Problem details:
Would you retype all of these records exactly?

Dataset:

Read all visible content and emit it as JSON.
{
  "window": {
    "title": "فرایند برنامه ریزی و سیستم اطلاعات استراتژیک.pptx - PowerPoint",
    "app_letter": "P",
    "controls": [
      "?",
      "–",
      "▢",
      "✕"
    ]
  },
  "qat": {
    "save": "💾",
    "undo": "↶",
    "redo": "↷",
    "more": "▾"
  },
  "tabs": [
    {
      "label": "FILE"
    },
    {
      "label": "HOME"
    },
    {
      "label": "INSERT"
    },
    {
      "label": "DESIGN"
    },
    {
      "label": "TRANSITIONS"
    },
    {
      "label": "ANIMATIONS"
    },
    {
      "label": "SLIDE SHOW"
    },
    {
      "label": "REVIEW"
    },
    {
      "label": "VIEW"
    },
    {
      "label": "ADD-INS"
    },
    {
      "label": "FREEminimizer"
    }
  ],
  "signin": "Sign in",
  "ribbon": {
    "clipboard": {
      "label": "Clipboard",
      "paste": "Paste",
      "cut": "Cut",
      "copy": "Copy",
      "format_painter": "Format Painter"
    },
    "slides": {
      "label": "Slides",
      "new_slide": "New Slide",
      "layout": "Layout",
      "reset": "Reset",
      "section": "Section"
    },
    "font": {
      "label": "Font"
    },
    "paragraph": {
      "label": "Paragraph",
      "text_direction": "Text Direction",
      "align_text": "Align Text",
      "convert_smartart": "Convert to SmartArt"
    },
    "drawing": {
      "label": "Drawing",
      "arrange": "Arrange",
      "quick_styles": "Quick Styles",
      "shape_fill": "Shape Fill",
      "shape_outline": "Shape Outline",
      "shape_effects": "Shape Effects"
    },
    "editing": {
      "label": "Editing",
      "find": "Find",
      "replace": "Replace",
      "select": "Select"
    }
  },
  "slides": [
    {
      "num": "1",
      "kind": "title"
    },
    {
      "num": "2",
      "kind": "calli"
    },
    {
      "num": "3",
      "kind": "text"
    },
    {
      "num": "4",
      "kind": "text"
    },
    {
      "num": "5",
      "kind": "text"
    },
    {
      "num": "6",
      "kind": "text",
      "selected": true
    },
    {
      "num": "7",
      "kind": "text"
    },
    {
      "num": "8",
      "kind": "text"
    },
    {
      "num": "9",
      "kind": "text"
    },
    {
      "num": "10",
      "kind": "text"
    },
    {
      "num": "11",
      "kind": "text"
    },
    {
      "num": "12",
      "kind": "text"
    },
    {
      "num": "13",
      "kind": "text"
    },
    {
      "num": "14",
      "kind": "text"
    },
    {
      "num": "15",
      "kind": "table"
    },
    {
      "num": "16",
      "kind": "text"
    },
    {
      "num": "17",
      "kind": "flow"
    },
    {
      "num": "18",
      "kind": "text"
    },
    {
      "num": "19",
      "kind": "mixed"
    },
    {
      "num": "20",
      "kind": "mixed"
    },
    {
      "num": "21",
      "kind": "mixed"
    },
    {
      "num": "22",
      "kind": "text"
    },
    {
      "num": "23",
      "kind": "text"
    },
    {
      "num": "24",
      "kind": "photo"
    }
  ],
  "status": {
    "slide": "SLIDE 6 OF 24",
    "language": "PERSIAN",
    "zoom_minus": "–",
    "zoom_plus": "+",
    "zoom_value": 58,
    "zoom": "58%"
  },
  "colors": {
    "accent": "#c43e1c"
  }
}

Result of the exercise:
Read all visible content and emit it as JSON.
{
  "window": {
    "title": "فرایند برنامه ریزی و سیستم اطلاعات استراتژیک.pptx - PowerPoint",
    "app_letter": "P",
    "controls": [
      "?",
      "–",
      "▢",
      "✕"
    ]
  },
  "qat": {
    "save": "💾",
    "undo": "↶",
    "redo": "↷",
    "more": "▾"
  },
  "tabs": [
    {
      "label": "FILE"
    },
    {
      "label": "HOME"
    },
    {
      "label": "INSERT"
    },
    {
      "label": "DESIGN"
    },
    {
      "label": "TRANSITIONS"
    },
    {
      "label": "ANIMATIONS"
    },
    {
      "label": "SLIDE SHOW"
    },
    {
      "label": "REVIEW"
    },
    {
      "label": "VIEW"
    },
    {
      "label": "ADD-INS"
    },
    {
      "label": "FREEminimizer"
    }
  ],
  "signin": "Sign in",
  "ribbon": {
    "clipboard": {
      "label": "Clipboard",
      "paste": "Paste",
      "cut": "Cut",
      "copy": "Copy",
      "format_painter": "Format Painter"
    },
    "slides": {
      "label": "Slides",
      "new_slide": "New Slide",
      "layout": "Layout",
      "reset": "Reset",
      "section": "Section"
    },
    "font": {
      "label": "Font"
    },
    "paragraph": {
      "label": "Paragraph",
      "text_direction": "Text Direction",
      "align_text": "Align Text",
      "convert_smartart": "Convert to SmartArt"
    },
    "drawing": {
      "label": "Drawing",
      "arrange": "Arrange",
      "quick_styles": "Quick Styles",
      "shape_fill": "Shape Fill",
      "shape_outline": "Shape Outline",
      "shape_effects": "Shape Effects"
    },
    "editing": {
      "label": "Editing",
      "find": "Find",
      "replace": "Replace",
      "select": "Select"
    }
  },
  "slides": [
    {
      "num": "1",
      "kind": "title"
    },
    {
      "num": "2",
      "kind": "calli"
    },
    {
      "num": "3",
      "kind": "text"
    },
    {
      "num": "4",
      "kind": "text"
    },
    {
      "num": "5",
      "kind": "text"
    },
    {
      "num": "6",
      "kind": "text",
      "selected": true
    },
    {
      "num": "7",
      "kind": "text"
    },
    {
      "num": "8",
      "kind": "text"
    },
    {
      "num": "9",
      "kind": "text"
    },
    {
      "num": "10",
      "kind": "text"
    },
    {
      "num": "11",
      "kind": "text"
    },
    {
      "num": "12",
      "kind": "text"
    },
    {
      "num": "13",
      "kind": "text"
    },
    {
      "num": "14",
      "kind": "text"
    },
    {
      "num": "15",
      "kind": "table"
    },
    {
      "num": "16",
      "kind": "text"
    },
    {
      "num": "17",
      "kind": "flow"
    },
    {
      "num": "18",
      "kind": "text"
    },
    {
      "num": "19",
      "kind": "mixed"
    },
    {
      "num": "20",
      "kind": "mixed"
    },
    {
      "num": "21",
      "kind": "mixed"
    },
    {
      "num": "22",
      "kind": "text"
    },
    {
      "num": "23",
      "kind": "text"
    },
    {
      "num": "24",
      "kind": "photo"
    }
  ],
  "status": {
    "slide": "SLIDE 6 OF 24",
    "language": "PERSIAN",
    "zoom_minus": "–",
    "zoom_plus": "+",
    "zoom_value": 58,
    "zoom": "58%"
  },
  "colors": {
    "accent": "#c43e1c"
  }
}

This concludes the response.